Wow, this is awkward. I’m sorry we had to meet under such circumstances, but it’s not often I come across a recipe that I’m so unsure about.
When Richard says this honey and stout tart is similar to treacle tart, I wonder if the stout had gotten to him. Should the idea of a tart conceived on St. Patrick’s Day have rung alarm bells in my head? Mind you, it’s not that it’s bad. It’s just that I don’t quite get it. It’s rib-stickingly moist, and tastes like it’s trying really hard to be a treacle tart, so then why ruin it by adding a mountain of oats? Don’t get me wrong, I love oats. I just don’t see the appeal of having this much of it in a tart. Why Richard why?
“Richard Corrigan?” B chimes in, “Didn’t he make what the judges considered to be the worst dessert ever, on Great British Menu?” Did he? I must have a short memory for such things. I offer a spoonful to B. He chews, nodding thoughtfully, and finally, this man who normally quite happily eats anything I put in front of him, admits that he doesn’t really want any more.
So anyway, I’m including the recipe, for anyone to whom the combination of pastry and porridge sounds particularly appealing. Or, rather than make this, I’m offering a free tart (minus a few tasting slices) to any person who is willing to come pick it up from where I live. Add some whipped cream spiked with whisky and a handful of fresh raspberries, and you have crannachan in tart form! I also highly recomended this tart for people requiring more fibre in their diet.
Honey and Stout Tart :
(serves 6-8; from The Clatter of Forks and Spoons by Richard Corrigan)
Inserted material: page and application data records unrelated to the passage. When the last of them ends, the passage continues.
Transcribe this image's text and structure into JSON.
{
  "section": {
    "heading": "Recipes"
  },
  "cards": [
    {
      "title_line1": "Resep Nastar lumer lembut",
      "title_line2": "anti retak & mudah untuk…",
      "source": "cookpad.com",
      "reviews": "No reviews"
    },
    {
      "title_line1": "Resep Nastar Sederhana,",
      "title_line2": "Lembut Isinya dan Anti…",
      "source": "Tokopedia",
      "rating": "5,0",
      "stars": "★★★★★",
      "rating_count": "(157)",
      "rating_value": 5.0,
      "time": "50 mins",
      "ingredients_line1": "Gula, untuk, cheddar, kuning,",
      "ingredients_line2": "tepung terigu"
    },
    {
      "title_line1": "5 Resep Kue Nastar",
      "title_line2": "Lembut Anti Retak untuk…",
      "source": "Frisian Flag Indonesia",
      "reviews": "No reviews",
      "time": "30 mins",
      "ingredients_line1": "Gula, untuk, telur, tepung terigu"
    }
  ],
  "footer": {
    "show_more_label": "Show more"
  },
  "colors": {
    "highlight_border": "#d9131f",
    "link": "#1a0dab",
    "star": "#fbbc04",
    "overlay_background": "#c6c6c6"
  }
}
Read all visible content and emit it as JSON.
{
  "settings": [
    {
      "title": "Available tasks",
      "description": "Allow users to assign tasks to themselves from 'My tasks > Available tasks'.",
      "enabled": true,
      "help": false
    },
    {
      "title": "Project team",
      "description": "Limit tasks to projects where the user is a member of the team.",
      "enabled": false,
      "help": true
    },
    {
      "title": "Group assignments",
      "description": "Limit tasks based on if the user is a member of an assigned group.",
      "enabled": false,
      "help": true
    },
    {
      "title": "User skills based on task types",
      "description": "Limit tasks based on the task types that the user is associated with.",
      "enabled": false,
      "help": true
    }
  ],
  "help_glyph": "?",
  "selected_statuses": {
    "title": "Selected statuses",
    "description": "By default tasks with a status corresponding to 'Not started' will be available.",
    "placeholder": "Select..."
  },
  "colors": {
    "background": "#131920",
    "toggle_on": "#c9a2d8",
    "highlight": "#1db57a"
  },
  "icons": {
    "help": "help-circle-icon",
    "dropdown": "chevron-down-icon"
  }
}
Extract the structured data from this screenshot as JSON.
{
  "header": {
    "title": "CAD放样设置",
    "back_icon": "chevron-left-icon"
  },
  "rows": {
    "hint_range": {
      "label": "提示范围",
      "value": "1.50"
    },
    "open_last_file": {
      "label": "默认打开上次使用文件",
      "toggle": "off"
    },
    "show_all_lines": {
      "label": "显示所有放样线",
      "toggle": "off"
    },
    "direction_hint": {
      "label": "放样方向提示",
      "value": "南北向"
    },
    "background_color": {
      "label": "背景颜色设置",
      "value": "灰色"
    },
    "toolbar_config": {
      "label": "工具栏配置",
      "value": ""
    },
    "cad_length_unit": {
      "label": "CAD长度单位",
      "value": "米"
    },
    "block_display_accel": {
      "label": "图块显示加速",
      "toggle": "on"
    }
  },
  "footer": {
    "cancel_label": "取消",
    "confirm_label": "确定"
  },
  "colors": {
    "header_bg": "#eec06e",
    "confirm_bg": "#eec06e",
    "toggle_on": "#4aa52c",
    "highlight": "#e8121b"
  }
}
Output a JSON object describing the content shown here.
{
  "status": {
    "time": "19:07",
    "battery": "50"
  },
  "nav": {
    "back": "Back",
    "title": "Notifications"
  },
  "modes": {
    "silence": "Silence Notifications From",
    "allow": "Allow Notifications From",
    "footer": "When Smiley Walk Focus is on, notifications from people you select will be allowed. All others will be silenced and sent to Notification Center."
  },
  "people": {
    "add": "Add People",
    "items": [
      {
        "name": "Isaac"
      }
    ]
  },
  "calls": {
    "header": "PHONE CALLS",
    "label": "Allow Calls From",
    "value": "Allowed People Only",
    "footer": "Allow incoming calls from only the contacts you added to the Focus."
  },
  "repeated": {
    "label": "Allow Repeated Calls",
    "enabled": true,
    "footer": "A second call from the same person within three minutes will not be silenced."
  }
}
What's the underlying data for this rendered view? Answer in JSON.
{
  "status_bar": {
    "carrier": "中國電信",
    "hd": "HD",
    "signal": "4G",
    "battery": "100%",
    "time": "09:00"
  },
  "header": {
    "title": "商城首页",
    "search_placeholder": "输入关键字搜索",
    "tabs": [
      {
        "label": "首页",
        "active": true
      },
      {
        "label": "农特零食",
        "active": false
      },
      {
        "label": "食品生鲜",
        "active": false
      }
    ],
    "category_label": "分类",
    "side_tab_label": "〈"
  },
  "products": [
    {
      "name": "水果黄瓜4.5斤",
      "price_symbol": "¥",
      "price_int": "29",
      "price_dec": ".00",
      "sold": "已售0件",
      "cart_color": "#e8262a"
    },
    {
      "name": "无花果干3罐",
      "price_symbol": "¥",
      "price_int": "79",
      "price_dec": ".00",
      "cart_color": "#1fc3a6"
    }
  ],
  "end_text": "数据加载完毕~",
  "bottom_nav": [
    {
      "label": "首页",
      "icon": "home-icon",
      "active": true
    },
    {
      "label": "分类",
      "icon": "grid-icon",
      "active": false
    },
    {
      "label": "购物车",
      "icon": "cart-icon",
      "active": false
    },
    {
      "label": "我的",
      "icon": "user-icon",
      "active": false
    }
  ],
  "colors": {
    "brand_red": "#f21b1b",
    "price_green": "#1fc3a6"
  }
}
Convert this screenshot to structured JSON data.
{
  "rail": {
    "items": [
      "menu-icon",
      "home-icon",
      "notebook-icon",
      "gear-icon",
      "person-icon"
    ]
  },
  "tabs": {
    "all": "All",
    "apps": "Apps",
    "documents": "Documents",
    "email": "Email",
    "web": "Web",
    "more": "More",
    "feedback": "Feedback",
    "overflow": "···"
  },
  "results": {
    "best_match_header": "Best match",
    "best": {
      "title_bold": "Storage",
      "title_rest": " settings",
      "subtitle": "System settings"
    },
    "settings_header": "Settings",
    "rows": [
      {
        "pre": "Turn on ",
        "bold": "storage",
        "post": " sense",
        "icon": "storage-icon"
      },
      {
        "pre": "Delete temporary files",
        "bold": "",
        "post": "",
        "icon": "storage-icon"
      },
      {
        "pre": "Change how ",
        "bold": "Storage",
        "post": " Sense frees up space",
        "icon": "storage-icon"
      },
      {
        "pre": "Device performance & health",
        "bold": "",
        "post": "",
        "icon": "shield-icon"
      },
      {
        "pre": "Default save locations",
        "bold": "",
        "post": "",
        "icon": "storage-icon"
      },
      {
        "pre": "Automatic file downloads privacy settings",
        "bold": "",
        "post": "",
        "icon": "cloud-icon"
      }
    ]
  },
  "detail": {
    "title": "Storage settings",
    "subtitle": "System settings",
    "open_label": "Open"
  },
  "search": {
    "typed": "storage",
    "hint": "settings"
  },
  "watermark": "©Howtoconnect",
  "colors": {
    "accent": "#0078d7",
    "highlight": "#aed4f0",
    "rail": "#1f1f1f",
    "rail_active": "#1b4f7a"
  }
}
250g plain flour
a pinch of salt
125g butter, cut into cubes, plus extra for greasing
50g caster sugar
2 eggs, plus 1 egg beaten, for eggwash
sweetened buttermilk or double cream, to serve
4 Bramley apples [I used Granny Smiths]
1 x 330ml bottle stout, such as Guinness
200g rolled oats
250g golden syrup
250g stale breadcrumbs
6 eggs beaten
4 dessertspoons lemon juice
zest of 1 lemon and 1 orange
To make the pastry: Put the flour and salt into a bowl and rub in the butter with your fingers until the mixture resembles fine breadcrumbs. Add the sugar and mix well, then mix in the eggs a little at a time, bringing the mixture together with your fingers until you have a dough. Alternatively, put the flour, salt, butter and sugar into a blender and pulse until it resembles fine breadcrumbs. Add the eggs and pulse again until just combined, then turn out into a bowl or on to a clean work surface and mould into a ball. Try not to work the dough any more than you have to in order to bring it together. Cover the pastry with clingfilm and chill in the fridge for about 20 minutes to make it easier to roll.
Preheat the oven to 150’C. Have ready a 25cm, loose-bottomed flan tin, greased with a little butter.
On a floured surface, roll out the pastry into a circle about 5cm bigger than your tart tin. Roll the pastry loosely round your rolling pin, then drape it over the tin and gently press it in. Trim carefully round the edge with a knife.
To bake ‘blind’, line the pastry with greaseproof paper and scatter over a layer of dried beans – this will stop the pastry from rising up. Bake in the oven for about 45 minutes until pale golden, then remove and turn the oven up to 180’C.
Immediately after taking the tart tin out of the oven, remove the greaseproof paper and beans and brush the whole of the inside of the pastry case with eggwash. This will seal it and prevent it from cracking as it cools – it may still crack a little, but don’t worry.
Peel and grate the apples. Pour the stout into a saucepan, add the apple, bring to the boil, then turn down the heat and let the liquid reduce by about half. The apple will go brown but it’s natural. Take off the heat and allow to cool until just warm.
Add the rest of the filling ingredients and mix well.
Pour the mixture into the pastry case and bake in the oven for 20 – 25 minutes until set. Serve with sweetened buttermilk or double cream.